### Input data ###

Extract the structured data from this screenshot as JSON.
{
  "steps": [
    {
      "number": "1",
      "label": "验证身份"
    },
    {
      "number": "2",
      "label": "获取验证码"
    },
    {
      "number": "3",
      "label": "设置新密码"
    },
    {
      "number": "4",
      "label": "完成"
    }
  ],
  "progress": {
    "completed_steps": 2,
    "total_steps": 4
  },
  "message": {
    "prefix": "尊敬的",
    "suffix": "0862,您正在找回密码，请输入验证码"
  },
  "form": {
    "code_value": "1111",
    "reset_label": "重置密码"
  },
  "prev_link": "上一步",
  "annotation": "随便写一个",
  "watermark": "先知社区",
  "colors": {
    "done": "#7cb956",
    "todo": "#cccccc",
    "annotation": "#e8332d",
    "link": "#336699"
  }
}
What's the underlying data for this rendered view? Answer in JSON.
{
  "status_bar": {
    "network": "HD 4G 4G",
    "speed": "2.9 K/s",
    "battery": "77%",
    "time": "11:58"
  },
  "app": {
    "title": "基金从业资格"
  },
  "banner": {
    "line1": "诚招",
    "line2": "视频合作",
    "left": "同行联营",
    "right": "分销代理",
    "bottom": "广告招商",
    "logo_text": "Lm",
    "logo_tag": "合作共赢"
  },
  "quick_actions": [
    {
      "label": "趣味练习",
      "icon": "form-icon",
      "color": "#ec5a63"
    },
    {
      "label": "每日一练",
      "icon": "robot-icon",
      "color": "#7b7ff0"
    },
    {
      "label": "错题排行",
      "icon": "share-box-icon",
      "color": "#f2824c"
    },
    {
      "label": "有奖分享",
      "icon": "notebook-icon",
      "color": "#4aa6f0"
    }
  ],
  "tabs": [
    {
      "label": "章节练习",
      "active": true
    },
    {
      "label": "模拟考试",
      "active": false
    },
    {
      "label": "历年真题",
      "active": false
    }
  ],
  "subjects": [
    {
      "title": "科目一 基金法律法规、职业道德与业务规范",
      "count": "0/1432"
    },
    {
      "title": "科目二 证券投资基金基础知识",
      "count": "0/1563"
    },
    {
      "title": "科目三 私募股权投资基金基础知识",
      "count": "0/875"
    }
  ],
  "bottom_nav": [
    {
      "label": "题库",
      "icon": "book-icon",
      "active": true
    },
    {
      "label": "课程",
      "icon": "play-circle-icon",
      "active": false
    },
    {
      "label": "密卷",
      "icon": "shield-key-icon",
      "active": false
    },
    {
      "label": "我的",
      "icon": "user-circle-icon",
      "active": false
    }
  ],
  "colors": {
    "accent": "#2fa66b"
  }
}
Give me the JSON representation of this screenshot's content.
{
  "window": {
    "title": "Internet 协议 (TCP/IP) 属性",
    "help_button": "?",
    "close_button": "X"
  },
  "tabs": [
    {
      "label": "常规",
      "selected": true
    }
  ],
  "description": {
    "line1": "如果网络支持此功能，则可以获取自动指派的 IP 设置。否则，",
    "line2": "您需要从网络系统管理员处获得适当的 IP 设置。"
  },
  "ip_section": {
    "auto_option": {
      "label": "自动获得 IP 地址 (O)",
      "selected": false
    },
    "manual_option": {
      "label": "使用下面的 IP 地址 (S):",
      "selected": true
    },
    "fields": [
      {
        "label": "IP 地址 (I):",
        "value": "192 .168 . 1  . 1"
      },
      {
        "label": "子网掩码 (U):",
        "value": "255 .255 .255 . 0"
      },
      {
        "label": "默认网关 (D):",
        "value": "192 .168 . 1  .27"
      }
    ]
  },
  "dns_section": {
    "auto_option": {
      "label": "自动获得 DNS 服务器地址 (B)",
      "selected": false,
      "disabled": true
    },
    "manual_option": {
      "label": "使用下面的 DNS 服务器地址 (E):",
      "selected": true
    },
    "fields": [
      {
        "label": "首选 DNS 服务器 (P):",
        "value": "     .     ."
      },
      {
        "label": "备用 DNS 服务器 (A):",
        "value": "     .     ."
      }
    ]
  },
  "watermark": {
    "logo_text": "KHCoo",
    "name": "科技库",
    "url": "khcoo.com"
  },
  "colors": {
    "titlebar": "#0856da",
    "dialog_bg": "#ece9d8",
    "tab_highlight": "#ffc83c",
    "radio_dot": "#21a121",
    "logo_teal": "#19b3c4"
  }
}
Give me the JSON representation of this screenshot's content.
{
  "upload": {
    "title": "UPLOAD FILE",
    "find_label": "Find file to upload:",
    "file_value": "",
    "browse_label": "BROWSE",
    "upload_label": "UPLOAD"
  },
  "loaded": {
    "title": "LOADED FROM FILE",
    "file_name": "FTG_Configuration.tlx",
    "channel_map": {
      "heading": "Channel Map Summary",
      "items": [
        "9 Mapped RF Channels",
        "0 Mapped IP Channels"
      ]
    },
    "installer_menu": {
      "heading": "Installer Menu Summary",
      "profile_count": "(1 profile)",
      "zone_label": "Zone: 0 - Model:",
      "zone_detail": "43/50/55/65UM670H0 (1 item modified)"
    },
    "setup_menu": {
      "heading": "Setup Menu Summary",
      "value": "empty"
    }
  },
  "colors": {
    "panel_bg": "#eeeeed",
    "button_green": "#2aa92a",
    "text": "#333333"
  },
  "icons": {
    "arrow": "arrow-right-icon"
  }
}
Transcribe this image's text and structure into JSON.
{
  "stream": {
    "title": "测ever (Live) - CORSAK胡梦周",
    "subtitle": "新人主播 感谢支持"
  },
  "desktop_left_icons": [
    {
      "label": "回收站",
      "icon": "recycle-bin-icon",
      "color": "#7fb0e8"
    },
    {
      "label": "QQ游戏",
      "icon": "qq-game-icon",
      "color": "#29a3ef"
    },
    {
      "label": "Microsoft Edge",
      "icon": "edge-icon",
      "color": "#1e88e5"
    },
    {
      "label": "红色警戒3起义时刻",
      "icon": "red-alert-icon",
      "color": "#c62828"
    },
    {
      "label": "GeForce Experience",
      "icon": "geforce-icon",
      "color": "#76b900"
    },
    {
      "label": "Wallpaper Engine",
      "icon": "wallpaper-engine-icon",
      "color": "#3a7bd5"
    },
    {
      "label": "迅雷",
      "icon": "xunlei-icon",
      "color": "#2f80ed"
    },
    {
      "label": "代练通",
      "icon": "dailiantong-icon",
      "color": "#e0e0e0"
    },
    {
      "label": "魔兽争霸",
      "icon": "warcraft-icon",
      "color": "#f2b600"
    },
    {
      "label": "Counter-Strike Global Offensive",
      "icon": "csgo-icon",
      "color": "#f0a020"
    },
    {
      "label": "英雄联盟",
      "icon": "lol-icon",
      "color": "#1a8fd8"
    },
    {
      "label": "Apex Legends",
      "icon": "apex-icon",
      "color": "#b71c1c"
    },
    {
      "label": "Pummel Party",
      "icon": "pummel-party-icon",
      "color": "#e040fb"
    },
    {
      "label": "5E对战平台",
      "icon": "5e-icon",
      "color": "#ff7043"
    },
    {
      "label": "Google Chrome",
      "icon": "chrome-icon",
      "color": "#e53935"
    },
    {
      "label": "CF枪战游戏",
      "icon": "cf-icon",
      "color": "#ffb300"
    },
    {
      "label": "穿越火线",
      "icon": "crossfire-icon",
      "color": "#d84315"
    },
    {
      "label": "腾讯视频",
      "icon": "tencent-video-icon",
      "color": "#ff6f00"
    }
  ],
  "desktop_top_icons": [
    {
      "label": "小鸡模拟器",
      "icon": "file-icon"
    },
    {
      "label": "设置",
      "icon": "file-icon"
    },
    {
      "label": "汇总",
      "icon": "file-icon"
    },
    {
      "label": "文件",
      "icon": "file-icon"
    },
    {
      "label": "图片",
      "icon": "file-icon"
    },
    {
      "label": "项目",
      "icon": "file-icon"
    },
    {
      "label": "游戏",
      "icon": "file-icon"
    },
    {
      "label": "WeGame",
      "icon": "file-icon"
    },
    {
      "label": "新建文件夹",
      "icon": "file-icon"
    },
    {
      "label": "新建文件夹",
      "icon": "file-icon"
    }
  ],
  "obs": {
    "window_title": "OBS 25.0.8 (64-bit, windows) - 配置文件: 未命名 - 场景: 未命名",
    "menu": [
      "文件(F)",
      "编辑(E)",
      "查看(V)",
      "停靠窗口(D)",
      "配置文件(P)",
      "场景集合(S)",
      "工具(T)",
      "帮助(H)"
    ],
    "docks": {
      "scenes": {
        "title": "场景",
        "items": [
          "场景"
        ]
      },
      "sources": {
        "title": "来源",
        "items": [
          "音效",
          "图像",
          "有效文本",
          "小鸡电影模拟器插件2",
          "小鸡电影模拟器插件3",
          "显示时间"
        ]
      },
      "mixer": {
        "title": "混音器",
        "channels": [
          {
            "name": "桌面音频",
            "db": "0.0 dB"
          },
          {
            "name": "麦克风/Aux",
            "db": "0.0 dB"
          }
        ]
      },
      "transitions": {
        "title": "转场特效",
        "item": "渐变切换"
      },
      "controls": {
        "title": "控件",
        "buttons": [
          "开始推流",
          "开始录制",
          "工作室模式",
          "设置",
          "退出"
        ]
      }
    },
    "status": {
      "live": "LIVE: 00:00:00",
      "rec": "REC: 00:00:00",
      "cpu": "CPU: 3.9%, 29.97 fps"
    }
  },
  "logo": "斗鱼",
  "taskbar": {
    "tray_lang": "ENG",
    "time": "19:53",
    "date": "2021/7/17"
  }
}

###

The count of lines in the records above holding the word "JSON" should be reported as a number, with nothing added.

» **Answer for this exercise**
5